Action item:
Pick out every line in the data below that holds "JSON".

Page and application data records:
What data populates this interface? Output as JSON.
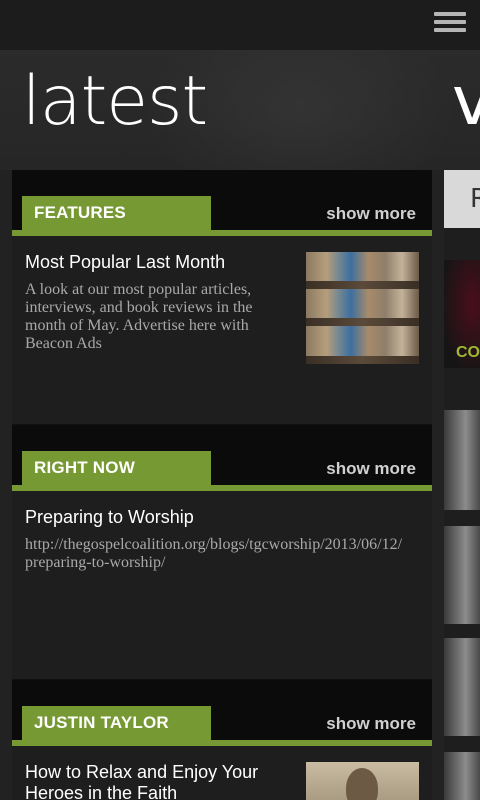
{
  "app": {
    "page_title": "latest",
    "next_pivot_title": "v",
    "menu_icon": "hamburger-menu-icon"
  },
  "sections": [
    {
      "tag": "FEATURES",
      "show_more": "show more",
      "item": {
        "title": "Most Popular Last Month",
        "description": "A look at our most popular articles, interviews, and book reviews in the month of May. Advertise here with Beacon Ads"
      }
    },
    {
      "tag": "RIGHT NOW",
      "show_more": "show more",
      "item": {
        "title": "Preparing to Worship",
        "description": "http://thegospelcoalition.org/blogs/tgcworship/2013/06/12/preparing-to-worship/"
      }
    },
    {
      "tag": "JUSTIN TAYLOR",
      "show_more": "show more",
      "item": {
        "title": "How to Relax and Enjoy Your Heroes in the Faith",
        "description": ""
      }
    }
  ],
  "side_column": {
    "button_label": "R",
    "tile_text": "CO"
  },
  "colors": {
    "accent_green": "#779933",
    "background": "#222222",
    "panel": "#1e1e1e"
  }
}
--
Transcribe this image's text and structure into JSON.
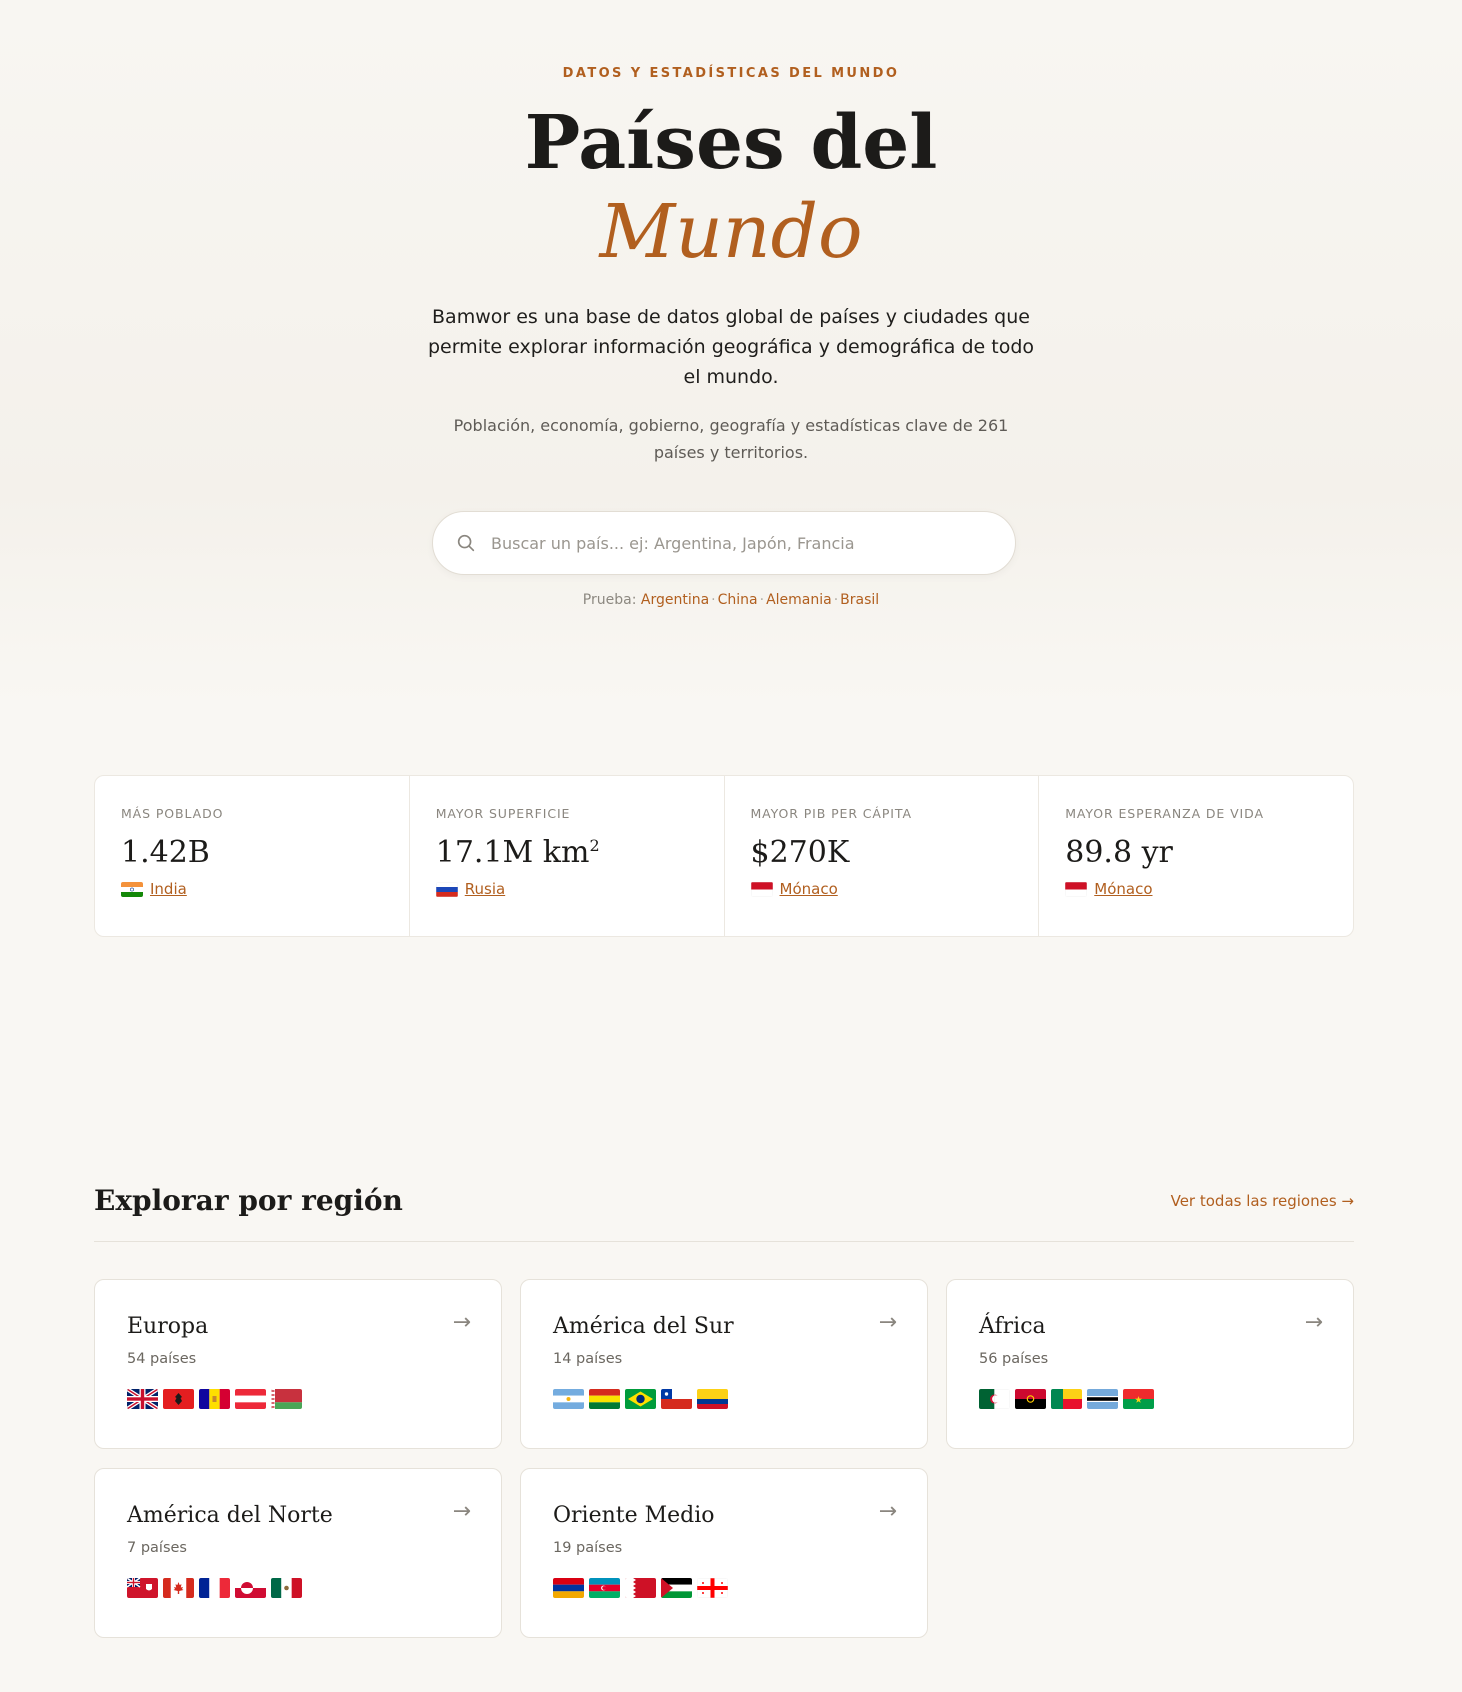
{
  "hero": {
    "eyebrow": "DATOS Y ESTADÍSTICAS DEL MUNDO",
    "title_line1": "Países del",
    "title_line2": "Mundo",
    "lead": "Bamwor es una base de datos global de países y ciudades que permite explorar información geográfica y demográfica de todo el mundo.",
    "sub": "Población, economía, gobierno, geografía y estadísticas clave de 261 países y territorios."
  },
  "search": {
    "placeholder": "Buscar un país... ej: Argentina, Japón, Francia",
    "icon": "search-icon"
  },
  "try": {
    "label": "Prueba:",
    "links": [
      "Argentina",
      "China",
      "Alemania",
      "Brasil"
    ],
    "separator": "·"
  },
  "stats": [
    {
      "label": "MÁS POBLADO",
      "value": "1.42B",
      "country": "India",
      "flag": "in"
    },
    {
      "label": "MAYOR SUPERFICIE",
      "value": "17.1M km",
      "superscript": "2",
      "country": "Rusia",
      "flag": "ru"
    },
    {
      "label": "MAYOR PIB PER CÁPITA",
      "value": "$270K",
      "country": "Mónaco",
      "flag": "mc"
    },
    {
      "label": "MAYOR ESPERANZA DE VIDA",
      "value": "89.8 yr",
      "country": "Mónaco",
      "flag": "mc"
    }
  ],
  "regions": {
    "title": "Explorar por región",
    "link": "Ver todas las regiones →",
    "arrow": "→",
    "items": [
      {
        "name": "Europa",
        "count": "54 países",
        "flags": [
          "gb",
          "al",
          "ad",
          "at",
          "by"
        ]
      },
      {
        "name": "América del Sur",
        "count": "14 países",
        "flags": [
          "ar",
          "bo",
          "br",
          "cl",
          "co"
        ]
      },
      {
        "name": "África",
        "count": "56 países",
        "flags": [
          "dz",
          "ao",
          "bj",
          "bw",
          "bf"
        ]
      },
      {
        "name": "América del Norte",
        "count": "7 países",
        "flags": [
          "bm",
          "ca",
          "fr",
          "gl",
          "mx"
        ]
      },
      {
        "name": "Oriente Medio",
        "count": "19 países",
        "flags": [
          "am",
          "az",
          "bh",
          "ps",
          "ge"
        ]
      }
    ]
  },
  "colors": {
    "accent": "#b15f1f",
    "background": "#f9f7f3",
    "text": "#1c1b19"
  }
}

Answer below:
What data populates this interface? Output as JSON.
Transcribe this image's text and structure into JSON.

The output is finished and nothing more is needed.